Controversy continued to swirl around him. He was now a commander but became a central figure in a further race discrimination saga that engulfed the Met in the summer of 2008. He gave strong backing to the highest-ranking Asian officer, Tarique Ghaffur, who made public accusations of racism against the force’s leadership.

Mr Dizaei also faced other investigations, including by the Independent Police Complaints Commission over the alleged unauthorised use of a corporate credit card. After an investigation lasting more than a year, he was cleared.

Yet it was a clash in 2008 with a man who claimed that Mr Dizaei had not paid him for work on a personal website that led to a conviction and seemed to have permanently damaged his career. He was jailed for four years in 2010 after he was found guilty of trying to frame the designer. Mr Dizaei claimed that his he had been attacked and the designer spent a day inside a cell and six weeks on bail before the Met decided not to press charges.

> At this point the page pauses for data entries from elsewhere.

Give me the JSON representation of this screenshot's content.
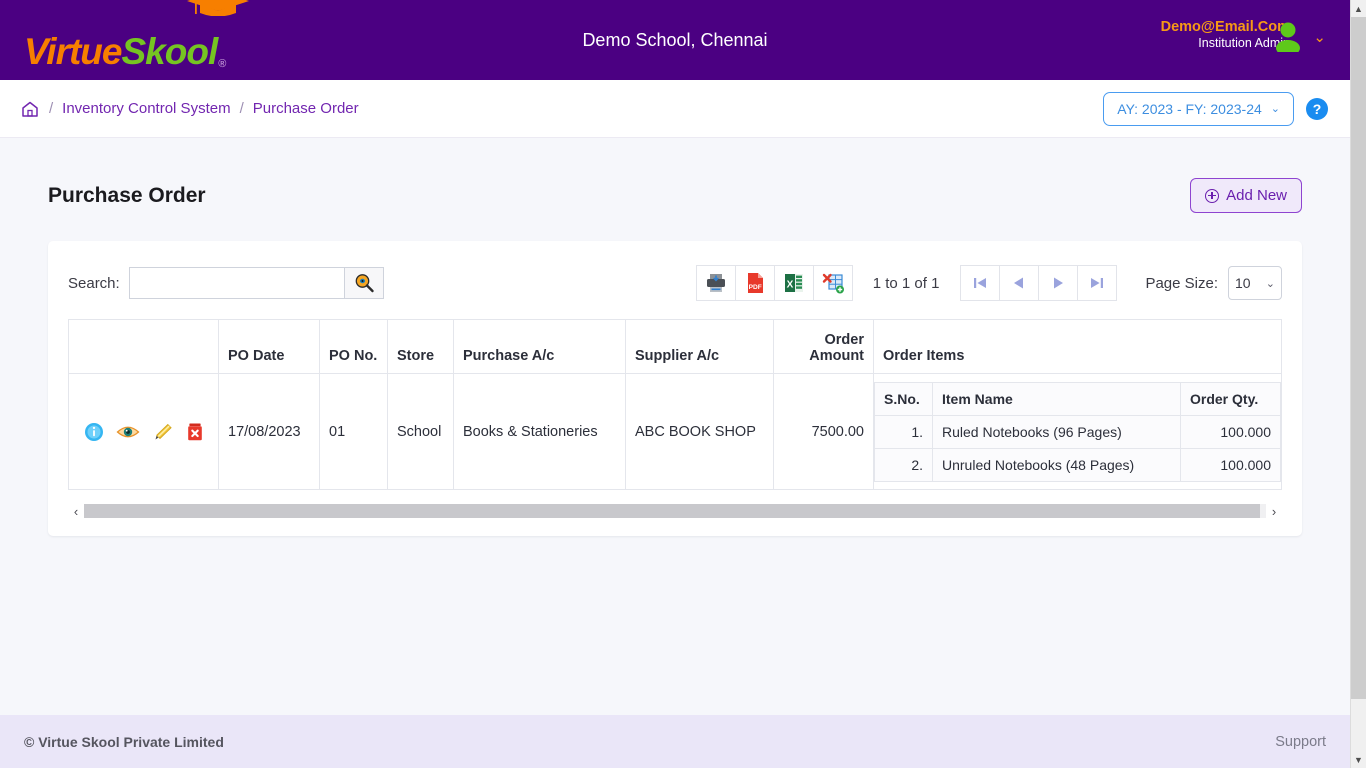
{
  "header": {
    "logo_virtue": "Virtue",
    "logo_skool": "Skool",
    "logo_reg": "®",
    "school_title": "Demo School, Chennai",
    "account_email": "Demo@Email.Com",
    "account_role": "Institution Admin",
    "caret": "⌄"
  },
  "breadcrumb": {
    "home_icon": "home-icon",
    "sep": "/",
    "items": [
      {
        "label": "Inventory Control System"
      },
      {
        "label": "Purchase Order"
      }
    ],
    "ay_selector": "AY: 2023 - FY: 2023-24",
    "ay_chevron": "⌄",
    "help_label": "?"
  },
  "page": {
    "title": "Purchase Order",
    "add_new_label": "Add New"
  },
  "toolbar": {
    "search_label": "Search:",
    "search_value": "",
    "search_placeholder": "",
    "search_button_icon": "magnifier-icon",
    "export_buttons": [
      {
        "name": "print-export",
        "icon": "printer-icon"
      },
      {
        "name": "pdf-export",
        "icon": "pdf-icon"
      },
      {
        "name": "excel-export",
        "icon": "excel-icon"
      },
      {
        "name": "xml-export",
        "icon": "xml-grid-icon"
      }
    ],
    "record_count": "1 to 1 of 1",
    "pager": [
      {
        "name": "first-page",
        "glyph": "⏮"
      },
      {
        "name": "prev-page",
        "glyph": "◀"
      },
      {
        "name": "next-page",
        "glyph": "▶"
      },
      {
        "name": "last-page",
        "glyph": "⏭"
      }
    ],
    "page_size_label": "Page Size:",
    "page_size_value": "10",
    "page_size_chevron": "⌄"
  },
  "table": {
    "columns": [
      {
        "key": "actions",
        "label": ""
      },
      {
        "key": "po_date",
        "label": "PO Date"
      },
      {
        "key": "po_no",
        "label": "PO No."
      },
      {
        "key": "store",
        "label": "Store"
      },
      {
        "key": "purchase_ac",
        "label": "Purchase A/c"
      },
      {
        "key": "supplier_ac",
        "label": "Supplier A/c"
      },
      {
        "key": "order_amount",
        "label": "Order Amount"
      },
      {
        "key": "order_items",
        "label": "Order Items"
      }
    ],
    "rows": [
      {
        "actions": [
          {
            "name": "info-action",
            "icon": "info-circle-icon"
          },
          {
            "name": "view-action",
            "icon": "eye-icon"
          },
          {
            "name": "edit-action",
            "icon": "pencil-icon"
          },
          {
            "name": "delete-action",
            "icon": "trash-delete-icon"
          }
        ],
        "po_date": "17/08/2023",
        "po_no": "01",
        "store": "School",
        "purchase_ac": "Books & Stationeries",
        "supplier_ac": "ABC BOOK SHOP",
        "order_amount": "7500.00",
        "order_items": {
          "columns": [
            {
              "key": "sno",
              "label": "S.No."
            },
            {
              "key": "item_name",
              "label": "Item Name"
            },
            {
              "key": "order_qty",
              "label": "Order Qty."
            }
          ],
          "rows": [
            {
              "sno": "1.",
              "item_name": "Ruled Notebooks (96 Pages)",
              "order_qty": "100.000"
            },
            {
              "sno": "2.",
              "item_name": "Unruled Notebooks (48 Pages)",
              "order_qty": "100.000"
            }
          ]
        }
      }
    ],
    "hscroll_left": "‹",
    "hscroll_right": "›"
  },
  "footer": {
    "copyright": "© Virtue Skool Private Limited",
    "support_label": "Support"
  },
  "scrollbar": {
    "up_arrow": "▲",
    "down_arrow": "▼"
  },
  "colors": {
    "brand_purple": "#4B0082",
    "brand_orange": "#F77F00",
    "brand_green": "#76C422",
    "accent_blue": "#1A8CF0",
    "link_purple": "#7226B0"
  }
}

It seemed that Mr Dizaei’s career was over. He was first taken to a category A prison at Wandsworth before being moved to other prisons. He described prison life as like “putting a hand in a wasps’ nest” because he had to spend time with the type of people he had been trying to put behind bars during his working life.

Little more than a year later, after an appeal he was free. Though the court of appeal ruled that he should face a retrial early next year accused of misconduct in a public office and perverting the course of justice, he vowed that he would clear his name and go back to the Metropolitan Police. Yesterday, as he inched towards his stated goal, he made a similar pledge. “I am delighted to be reinstated. I have always wanted to be a Met Police officer and now vow to clear my name.”

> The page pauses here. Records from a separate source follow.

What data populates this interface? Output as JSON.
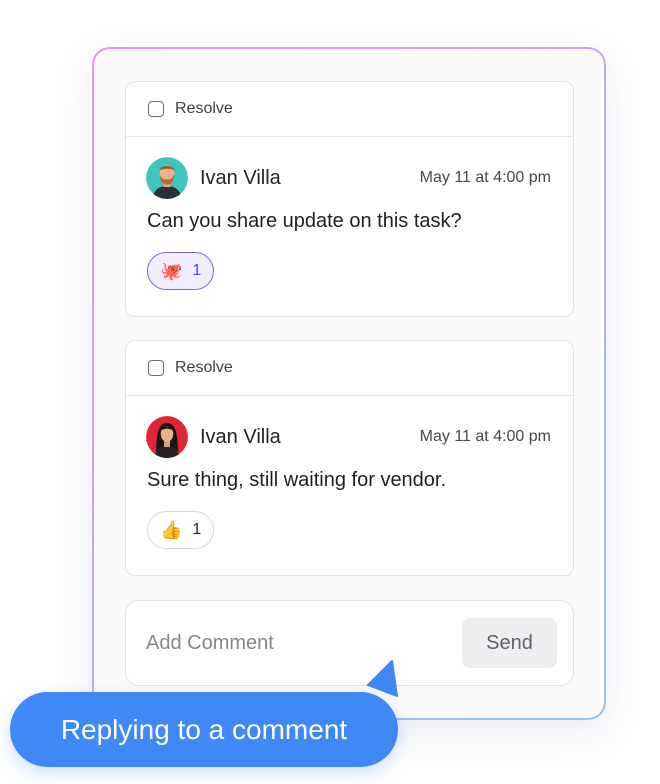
{
  "comments": [
    {
      "resolve_label": "Resolve",
      "author": "Ivan Villa",
      "timestamp": "May 11 at 4:00 pm",
      "message": "Can you share update on this task?",
      "reaction": {
        "icon": "octopus-emoji-icon",
        "emoji": "🐙",
        "count": "1",
        "active": true
      }
    },
    {
      "resolve_label": "Resolve",
      "author": "Ivan Villa",
      "timestamp": "May 11 at 4:00 pm",
      "message": "Sure thing, still waiting for vendor.",
      "reaction": {
        "icon": "thumbs-up-emoji-icon",
        "emoji": "👍",
        "count": "1",
        "active": false
      }
    }
  ],
  "composer": {
    "placeholder": "Add Comment",
    "send_label": "Send"
  },
  "caption": "Replying to a comment",
  "colors": {
    "accent": "#3f88f5",
    "reaction_active": "#7b63d8",
    "frame_gradient_start": "#f08ff0",
    "frame_gradient_end": "#8fc4f8"
  }
}
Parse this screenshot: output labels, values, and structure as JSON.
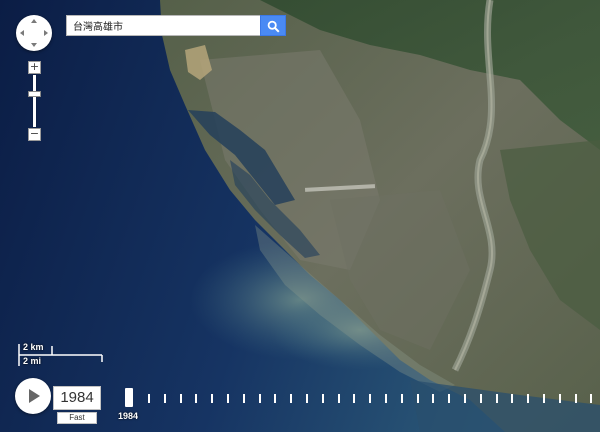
{
  "search": {
    "query": "台灣高雄市"
  },
  "icons": {
    "search": "search-icon",
    "play": "play-icon",
    "pan": "pan-arrows-icon"
  },
  "colors": {
    "search_button": "#4a8af4",
    "control_bg": "#ffffff"
  },
  "zoom": {
    "in_label": "+",
    "out_label": "−"
  },
  "scale": {
    "km_label": "2 km",
    "mi_label": "2 mi"
  },
  "player": {
    "year": "1984",
    "speed_label": "Fast"
  },
  "timeline": {
    "current_year_label": "1984",
    "tick_count": 29
  }
}
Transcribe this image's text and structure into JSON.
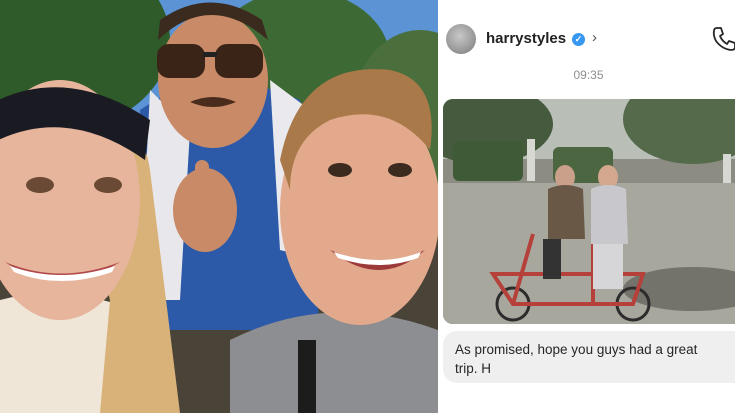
{
  "chat": {
    "username": "harrystyles",
    "verified_mark": "✓",
    "chevron": "›",
    "timestamp": "09:35",
    "message_text": "As promised, hope you guys had a great trip. H"
  },
  "icons": {
    "header_right": "phone-icon",
    "verified": "verified-badge-icon"
  },
  "colors": {
    "verified_blue": "#3897f0",
    "caption_bg": "#efefef",
    "timestamp_grey": "#8e8e8e"
  }
}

He remains in the public spotlight. He even had a part to play in the hacking scandal that contributed to the departure of Mr Hogan-Howe’s predecessor, Sir Paul Stephenson. Mr Dizaei said that he had been “shocked” after learning that he could have been a victim of phone hacking by the News of the World in 2006, according to his lawyers, and he threatened to sue.

Whether he would ever be welcomed back by his colleagues is highly questionable. “We just want to see the back of him. Nobody wants him back,” said one police source. “I feel sorry for Bernard Hogan-Howe, just a few days into the job and it’s not something he’d want to be dealing with.”

A Life In Brief

Born: Jamshid Ali Dizaei, 1962, Tehran, Iran.

Family: Married Natalie Downing in 1986. Three sons. Divorced in 2005. Married again in 2007.

Education: Attended Slindon School, Arundel, City University and Brunel University.

Career: Joined Thames Valley Police in 1986. In 1999, transferred to Metropolitan Police. In February 2010 jailed for four years for perverting the course of justice. In May 2011 conviction quashed on appeal.

He says: "I am delighted to be reinstated. I have always wanted to be a Met Police officer and now vow to clear my name."

They say: "He was an undoubted champion for racial equality, but his approach was sometimes aggressive." Brian Paddick, former Deputy Assistant Commissioner of the Metropolitan Police